In 1936 when Hiralal set up shop, Mumbai was yet to witness the influx of Gujaratis from the neighbouring state. Introducing a different cuisine in a city dominated by Maharashtrian cuisine was challenging, but his reputation as bhajiwala was such that word of mouth was enough for marketing. More Gujaratis settled in areas CP Tank, Mumbadevi Tank and Bhatia Bhagitathi Tank and Bhuleshwar and HKB’s sales increased as years passed.
Although the eatery was flourishing, Hirala sent his son, Pravin Shah, to the US for Masters. As India attained freedom, Hiralal began his last chapter of HKB, or so he thought.
Pravin moved back in 1950 and established his own electric venture. But destiny had different plans, and ten years later, Hiralal passed away. Praveen took over as the CEO while running his own venture alongside. Destiny played a similar role in the case of grandsons, Gaurang and Bakul, an IITian.
Neither of the grandsons had any idea of the masalas or ingredients used when they started.
“We never stepped inside HKB’s kitchen, let alone carry forward our family’s legacy. I couldn’t tell the difference between two dals or point to the coriander powder. Our circumstances led us to join. That said, the fathers were particular about passing down the right recipe, ingredient measure and technique,” adds Bakul.
Mouth-watering Gujarati dishes
The burgeoning food lovers were introduced to several items that were either hard to find or were not served authentically in other places of the city. Undhiyu, a seasonal dish, was one of them.
It has eight layers – papdi, ariya kakdi (a type of cucumber), tur dana, sweet potatoes, purple yam, eggplant, sweet yellow rajagri bananas, and muthiyas. Every layer is stuffed with masalas. The entire dish is sealed in a tall vessel with finely chopped green garlic, grated coconut and coriander. It takes nearly four hours to prepare.

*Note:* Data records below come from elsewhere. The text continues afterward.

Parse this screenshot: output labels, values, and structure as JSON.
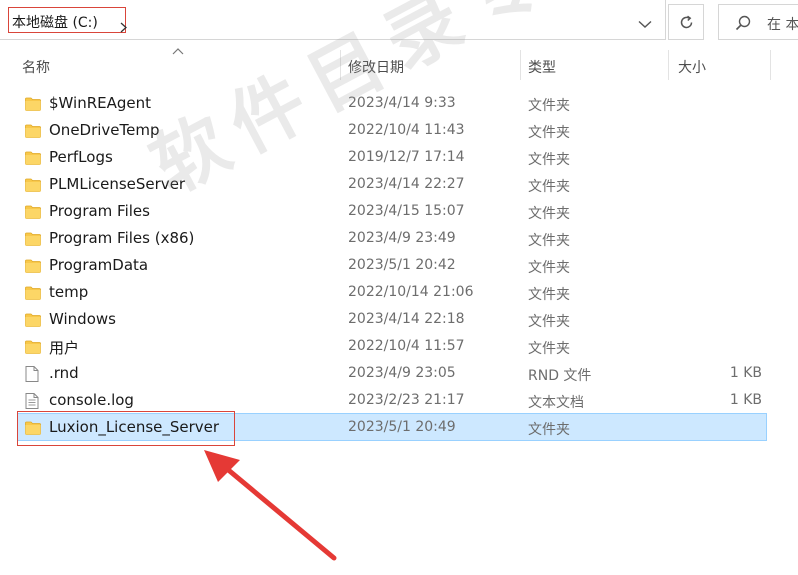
{
  "address": {
    "path_label": "本地磁盘 (C:)"
  },
  "search": {
    "placeholder": "在 本"
  },
  "columns": {
    "name": "名称",
    "date": "修改日期",
    "type": "类型",
    "size": "大小"
  },
  "rows": [
    {
      "name": "$WinREAgent",
      "date": "2023/4/14 9:33",
      "type": "文件夹",
      "size": "",
      "icon": "folder-icon"
    },
    {
      "name": "OneDriveTemp",
      "date": "2022/10/4 11:43",
      "type": "文件夹",
      "size": "",
      "icon": "folder-icon"
    },
    {
      "name": "PerfLogs",
      "date": "2019/12/7 17:14",
      "type": "文件夹",
      "size": "",
      "icon": "folder-icon"
    },
    {
      "name": "PLMLicenseServer",
      "date": "2023/4/14 22:27",
      "type": "文件夹",
      "size": "",
      "icon": "folder-icon"
    },
    {
      "name": "Program Files",
      "date": "2023/4/15 15:07",
      "type": "文件夹",
      "size": "",
      "icon": "folder-icon"
    },
    {
      "name": "Program Files (x86)",
      "date": "2023/4/9 23:49",
      "type": "文件夹",
      "size": "",
      "icon": "folder-icon"
    },
    {
      "name": "ProgramData",
      "date": "2023/5/1 20:42",
      "type": "文件夹",
      "size": "",
      "icon": "folder-icon"
    },
    {
      "name": "temp",
      "date": "2022/10/14 21:06",
      "type": "文件夹",
      "size": "",
      "icon": "folder-icon"
    },
    {
      "name": "Windows",
      "date": "2023/4/14 22:18",
      "type": "文件夹",
      "size": "",
      "icon": "folder-icon"
    },
    {
      "name": "用户",
      "date": "2022/10/4 11:57",
      "type": "文件夹",
      "size": "",
      "icon": "folder-icon"
    },
    {
      "name": ".rnd",
      "date": "2023/4/9 23:05",
      "type": "RND 文件",
      "size": "1 KB",
      "icon": "file-icon"
    },
    {
      "name": "console.log",
      "date": "2023/2/23 21:17",
      "type": "文本文档",
      "size": "1 KB",
      "icon": "text-file-icon"
    },
    {
      "name": "Luxion_License_Server",
      "date": "2023/5/1 20:49",
      "type": "文件夹",
      "size": "",
      "icon": "folder-icon"
    }
  ],
  "selected_row": "Luxion_License_Server",
  "watermark": "软件目录专用",
  "colors": {
    "selection": "#cde8ff",
    "highlight_box": "#d9453a",
    "folder": "#f8c84a"
  }
}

“The dish is usually consumed in December and January due to the availability of beans and purple yams, but HKB is one of the few eateries across Maharashtra to supply it for six months. We get all the vegetables directly from Surat daily via train to prepare undhiyu. Sure, it increases our expenses, but we want to give our customers the best quality,” says Bakul. It is little wonder that during the winter season and occasions like Dusserah, the eatery sells 100 kilos of undhiyus daily.

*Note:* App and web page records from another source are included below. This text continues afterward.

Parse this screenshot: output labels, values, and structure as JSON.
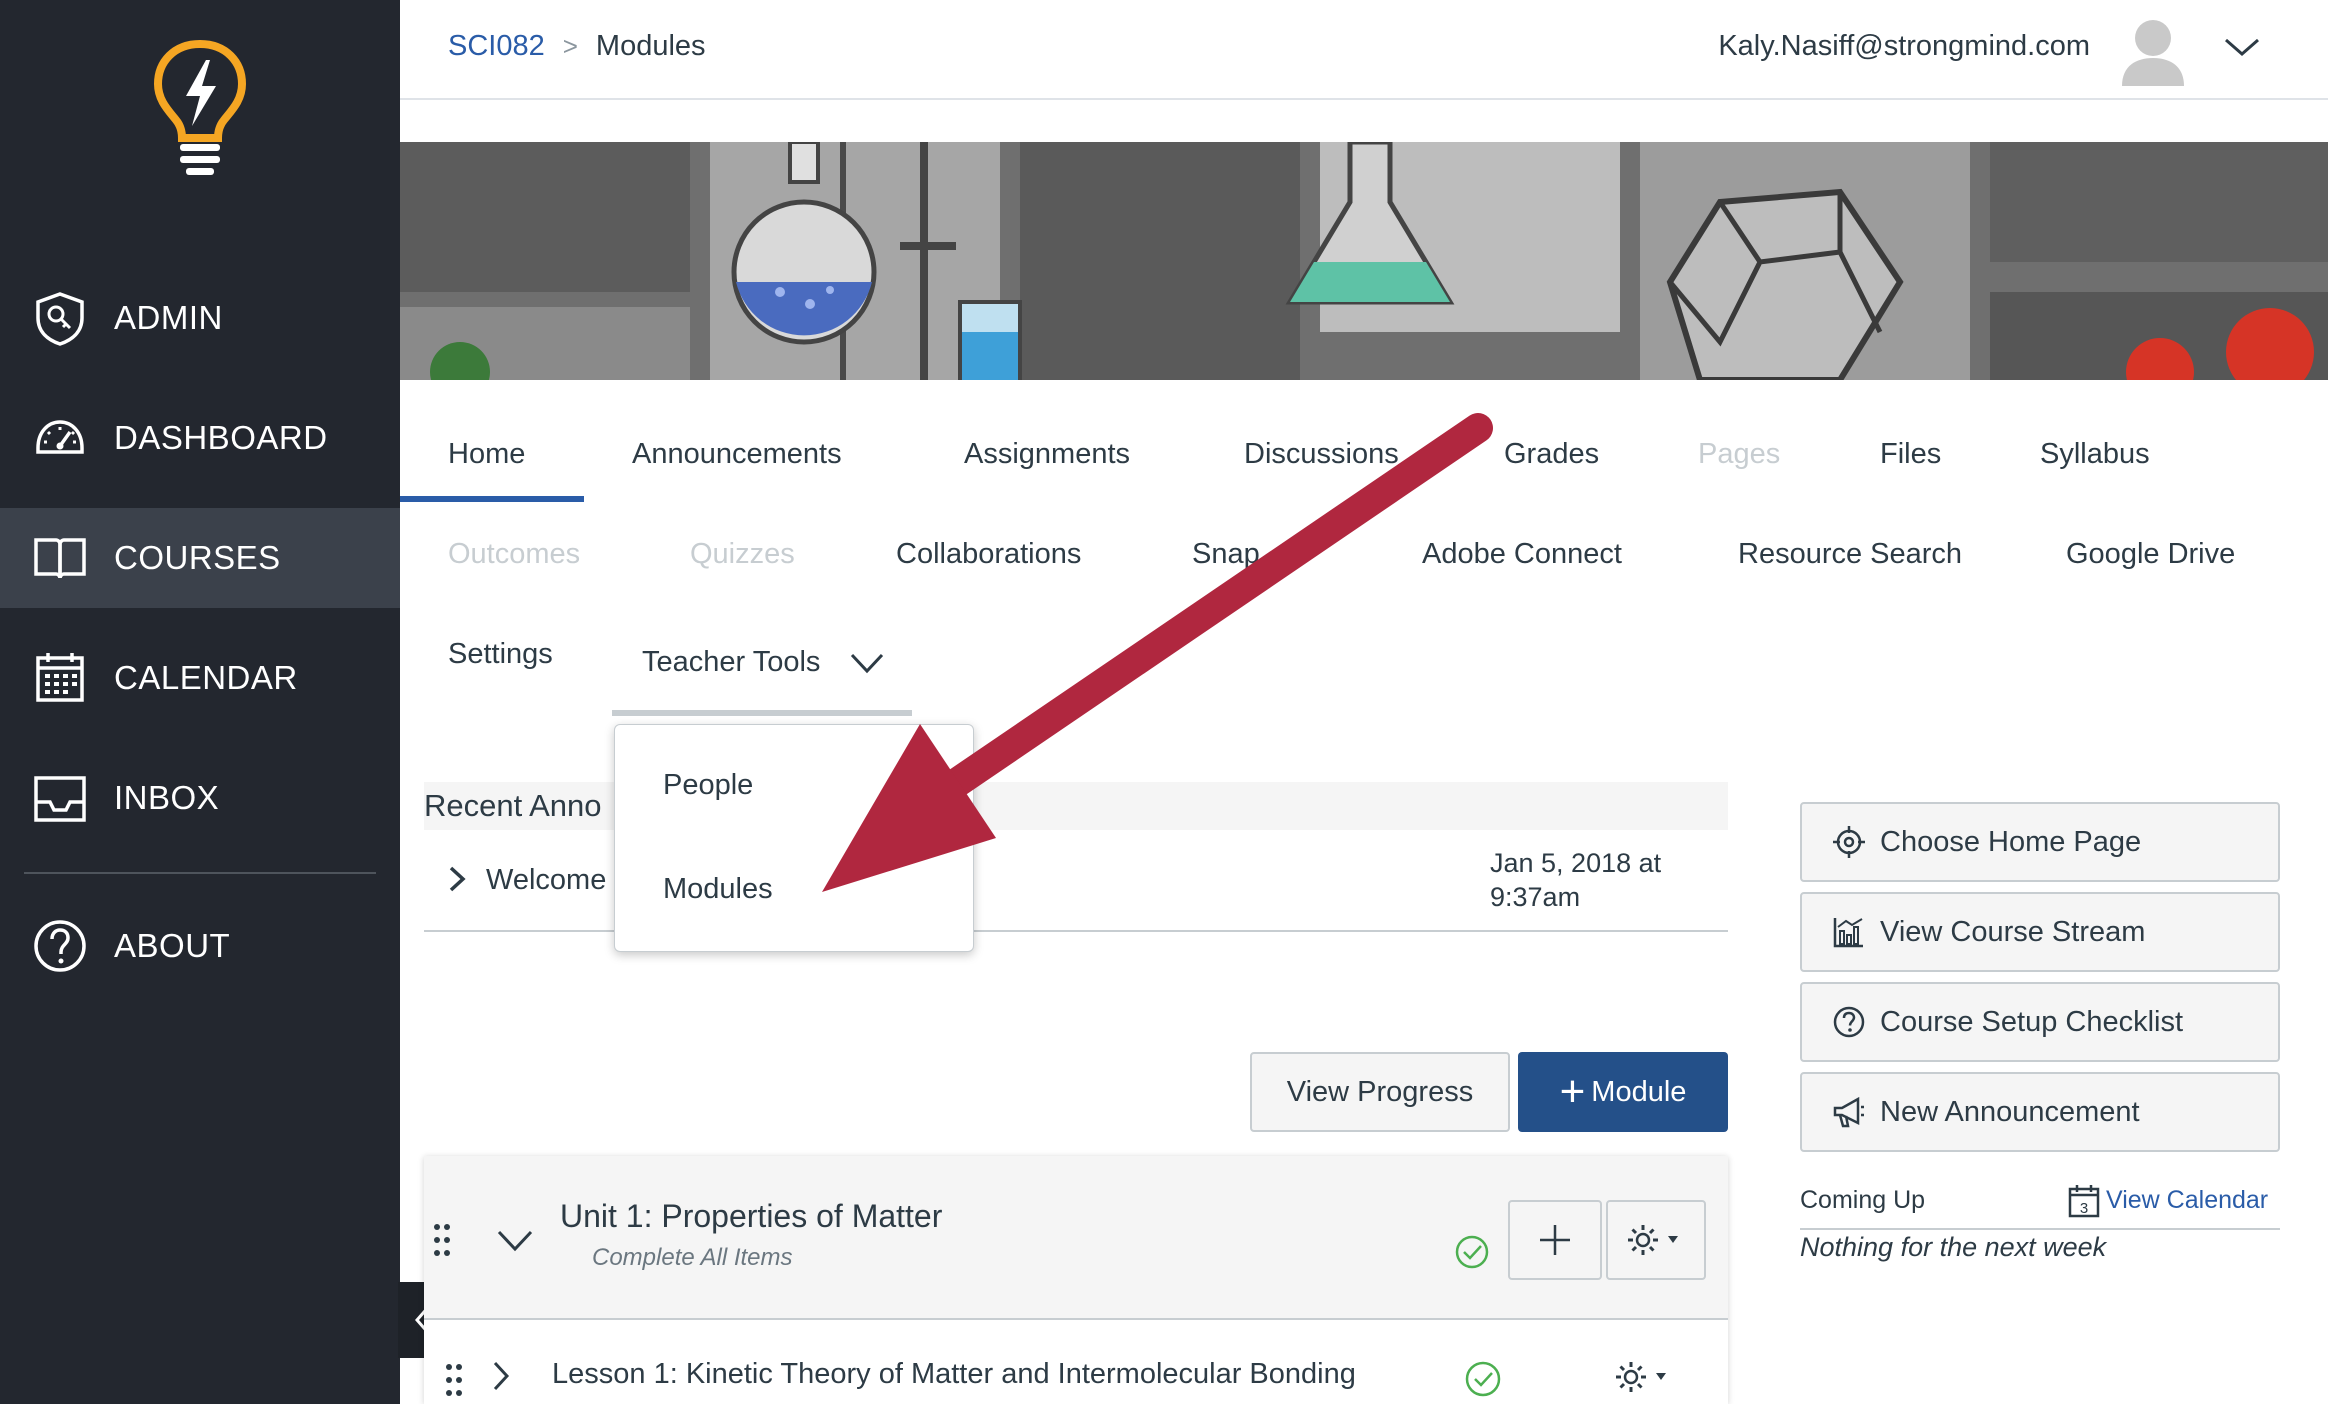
{
  "sidebar": {
    "items": [
      {
        "label": "ADMIN",
        "icon": "shield-icon"
      },
      {
        "label": "DASHBOARD",
        "icon": "speedometer-icon"
      },
      {
        "label": "COURSES",
        "icon": "book-icon"
      },
      {
        "label": "CALENDAR",
        "icon": "calendar-icon"
      },
      {
        "label": "INBOX",
        "icon": "inbox-icon"
      },
      {
        "label": "ABOUT",
        "icon": "question-circle-icon"
      }
    ],
    "active": "COURSES"
  },
  "header": {
    "breadcrumb_course": "SCI082",
    "breadcrumb_separator": ">",
    "breadcrumb_page": "Modules",
    "user_email": "Kaly.Nasiff@strongmind.com"
  },
  "course_nav": {
    "items": [
      {
        "label": "Home",
        "state": "active"
      },
      {
        "label": "Announcements",
        "state": "enabled"
      },
      {
        "label": "Assignments",
        "state": "enabled"
      },
      {
        "label": "Discussions",
        "state": "enabled"
      },
      {
        "label": "Grades",
        "state": "enabled"
      },
      {
        "label": "Pages",
        "state": "disabled"
      },
      {
        "label": "Files",
        "state": "enabled"
      },
      {
        "label": "Syllabus",
        "state": "enabled"
      },
      {
        "label": "Outcomes",
        "state": "disabled"
      },
      {
        "label": "Quizzes",
        "state": "disabled"
      },
      {
        "label": "Collaborations",
        "state": "enabled"
      },
      {
        "label": "Snap",
        "state": "enabled"
      },
      {
        "label": "Adobe Connect",
        "state": "enabled"
      },
      {
        "label": "Resource Search",
        "state": "enabled"
      },
      {
        "label": "Google Drive",
        "state": "enabled"
      },
      {
        "label": "Settings",
        "state": "enabled"
      },
      {
        "label": "Teacher Tools",
        "state": "open"
      }
    ]
  },
  "teacher_tools_menu": {
    "items": [
      "People",
      "Modules"
    ]
  },
  "announcements": {
    "title": "Recent Anno",
    "row_title": "Welcome",
    "row_date": "Jan 5, 2018 at 9:37am"
  },
  "actions": {
    "view_progress": "View Progress",
    "add_module": "Module",
    "add_module_prefix": "+"
  },
  "right_panel": {
    "buttons": [
      {
        "label": "Choose Home Page",
        "icon": "target-icon"
      },
      {
        "label": "View Course Stream",
        "icon": "bar-chart-icon"
      },
      {
        "label": "Course Setup Checklist",
        "icon": "question-circle-icon"
      },
      {
        "label": "New Announcement",
        "icon": "megaphone-icon"
      }
    ],
    "coming_up_label": "Coming Up",
    "view_calendar": "View Calendar",
    "calendar_day": "3",
    "coming_up_empty": "Nothing for the next week"
  },
  "module": {
    "title": "Unit 1: Properties of Matter",
    "requirement": "Complete All Items",
    "lesson_title": "Lesson 1: Kinetic Theory of Matter and Intermolecular Bonding"
  },
  "colors": {
    "sidebar_bg": "#23272f",
    "sidebar_active": "#3b414b",
    "link_blue": "#2a5ca8",
    "primary_button": "#245089",
    "annotation_arrow": "#b0273f",
    "success_green": "#4caf50",
    "logo_yellow": "#f5a623"
  }
}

Another iconic signature dish is the family of khaman, dhokla and khandvi made from Chana dal instead of besan. It is a tedious process that takes a minimum of 24 hours to prepare. These items strike a perfect balance between sweetness and sourness with ingredients like sugar, mustard seeds, garlic and hing (asafetida). The unique process is healthier and also increases the shelf life of the products.

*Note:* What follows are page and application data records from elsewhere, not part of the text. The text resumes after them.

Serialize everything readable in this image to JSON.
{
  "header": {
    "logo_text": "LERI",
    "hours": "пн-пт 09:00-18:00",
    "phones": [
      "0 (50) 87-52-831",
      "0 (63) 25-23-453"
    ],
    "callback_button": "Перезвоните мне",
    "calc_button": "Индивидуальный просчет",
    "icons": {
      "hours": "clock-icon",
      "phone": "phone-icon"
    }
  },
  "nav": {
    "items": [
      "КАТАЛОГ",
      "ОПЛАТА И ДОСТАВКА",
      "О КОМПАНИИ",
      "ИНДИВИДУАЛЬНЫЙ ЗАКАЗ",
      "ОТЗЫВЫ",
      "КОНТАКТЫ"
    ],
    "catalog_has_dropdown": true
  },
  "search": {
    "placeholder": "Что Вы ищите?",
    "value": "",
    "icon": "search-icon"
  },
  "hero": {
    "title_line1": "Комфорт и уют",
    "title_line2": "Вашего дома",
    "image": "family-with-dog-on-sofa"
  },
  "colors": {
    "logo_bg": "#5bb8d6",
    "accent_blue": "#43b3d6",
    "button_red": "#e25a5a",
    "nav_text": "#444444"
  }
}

Their sweet batata vadas are also a safe bet. It is very different from the quintessential Mumbai vadas in terms of taste, texture and stuffing. They contain mashed potatoes, green masalas and no turmeric is used.
Sarsiya Khaja is a best-seller during monsoons. It is a round-shaped savoury snack that HKB specially prepares in sarso (mustard) oil sprinkled with black pepper so that people don’t catch a cold. Other items include khatta dhokla, kachori, mawa ghari, methi bhajiya, goba puri, khakra, ghatiya, bajri vada and more.
Although the world has moved on from traditionally used groundnut oil to others like olive and palm, HKB continues to use groundnut oil for health reasons,” It is a rich source of Vitamin E and helps in reducing heart disease risk factors. It also helps improve insulin sensitivity,” says Bakul.
HKB offers delivery (chargeable) across Mumbai. Still, the best way to relish the dishes and give justice to century-old culinary tradition is to visit the place at the eastern end of Vithalbhai Patel road.
To sum it up, HKB surely is testimony to the ancient saying ‘Surat nu jaman ane Kashi nu maran’ which roughly translates to the best way of attaining salvation or satisfying your soul is by dining in Surat and dying in Kashi.
The best part? Mumbaikars, you can attain salvation right in your city!
Get in touch with HKB here
(Edited by Vinayak Hegde)